Final project proposal
For the final Jim and I decided to keep working on our Midi Meditation project in order to finesse it further and hopefully be able to feature it in the 2017 winter show for people to interact with it more deeply then.
For the next stage we plan to further tweak the code to try having the Arduino send messages to a different software program like Ableton to have more flexibility with the sounds and effects, and to see if we can universalize the code so it works with various programs that are set up for live MIDI application (it's possible Omnisphere was too specific and not really ideal for using for an application like this). We also would like to add some kind of light element that will also echo the heartbeat, pulsing in and out with a fade similar to the pulse graph, which the participant can either focus on or not depending on whether or not they wish to have their eyes closed. It could also be used as an installation element to draw the participant into using the Midi Meditation. Even with eyes closed potentially they will still sense the light which could help with brain entrainment and focus (we will have to experiment with this element and see if it does in fact do that.) There could also possibly be more than one Midi Meditation, so that two people can meditate at the same time, but am not sure about that yet and need to discuss with Jim. I will be taking Intro to Fabrication in tandem with the 2nd part of this semester so I will be focusing on making a more final enclosure in that class with Jim's input-- he also knows about 3D printing so perhaps we will incorporate that if needed.
Also came across this (the "Muse" meditation headband) popping up in my ads on my computer-- of course someone has been reading my blog posts and planting them there! Just kidding. But also not...incidentally, it is actually helpful to see how others are implementing similar ideas.
Update on October 31st, 2017:

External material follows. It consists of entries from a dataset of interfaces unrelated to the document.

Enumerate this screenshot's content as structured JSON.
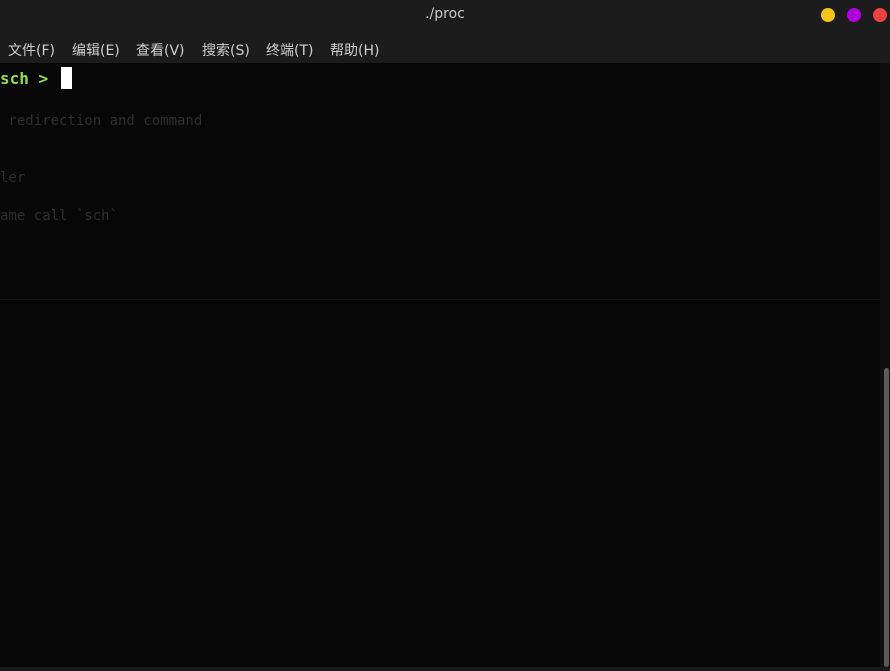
{
  "window": {
    "title": "./proc",
    "buttons": {
      "minimize_color": "#f5c518",
      "maximize_color": "#b300e0",
      "close_color": "#f04040"
    }
  },
  "menu": {
    "items": [
      {
        "label": "文件(F)"
      },
      {
        "label": "编辑(E)"
      },
      {
        "label": "查看(V)"
      },
      {
        "label": "搜索(S)"
      },
      {
        "label": "终端(T)"
      },
      {
        "label": "帮助(H)"
      }
    ]
  },
  "terminal": {
    "prompt": "sch > ",
    "prompt_color": "#8ee04a",
    "ghost_lines": [
      " redirection and command",
      "ler",
      "ame call `sch`"
    ]
  },
  "scrollbar": {
    "position_fraction": 0.5
  }
}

Jim noted that we will also be finessing the algorithm for the heart beat detector so that it works on most or ideally all people-- and also a better way to use the sensor, maybe attached in a glove, so that it stays put and also so that it requires next to no effort to use it the "correct" way (there will be only one way).